=== Begin Enclosure ===
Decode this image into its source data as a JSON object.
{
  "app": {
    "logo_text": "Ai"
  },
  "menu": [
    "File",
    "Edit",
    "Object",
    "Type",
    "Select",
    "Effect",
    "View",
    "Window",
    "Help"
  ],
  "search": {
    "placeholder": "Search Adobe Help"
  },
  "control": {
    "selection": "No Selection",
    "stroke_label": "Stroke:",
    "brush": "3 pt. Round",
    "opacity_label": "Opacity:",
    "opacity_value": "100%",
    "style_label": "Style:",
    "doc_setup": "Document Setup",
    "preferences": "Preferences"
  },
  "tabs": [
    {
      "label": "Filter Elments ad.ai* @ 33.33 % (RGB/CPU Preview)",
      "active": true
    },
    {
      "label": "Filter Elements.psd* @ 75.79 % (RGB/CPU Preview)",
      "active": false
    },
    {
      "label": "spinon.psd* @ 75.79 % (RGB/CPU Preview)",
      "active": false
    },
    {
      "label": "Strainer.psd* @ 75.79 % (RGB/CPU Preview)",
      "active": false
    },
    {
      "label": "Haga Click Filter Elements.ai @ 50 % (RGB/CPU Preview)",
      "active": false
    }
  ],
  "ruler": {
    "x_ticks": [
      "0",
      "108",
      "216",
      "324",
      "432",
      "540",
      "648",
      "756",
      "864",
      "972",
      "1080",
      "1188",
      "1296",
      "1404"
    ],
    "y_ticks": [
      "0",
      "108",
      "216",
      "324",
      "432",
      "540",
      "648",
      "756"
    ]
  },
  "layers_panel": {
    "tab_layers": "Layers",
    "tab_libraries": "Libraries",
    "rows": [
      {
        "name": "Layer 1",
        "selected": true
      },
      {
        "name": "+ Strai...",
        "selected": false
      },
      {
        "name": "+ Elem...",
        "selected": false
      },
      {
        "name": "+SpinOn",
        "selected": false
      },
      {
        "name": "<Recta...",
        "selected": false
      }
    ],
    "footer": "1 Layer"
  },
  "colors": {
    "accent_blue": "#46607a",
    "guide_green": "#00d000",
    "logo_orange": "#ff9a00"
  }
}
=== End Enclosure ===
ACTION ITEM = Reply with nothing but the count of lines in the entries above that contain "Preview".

OUTPUT OF THE TASK = 5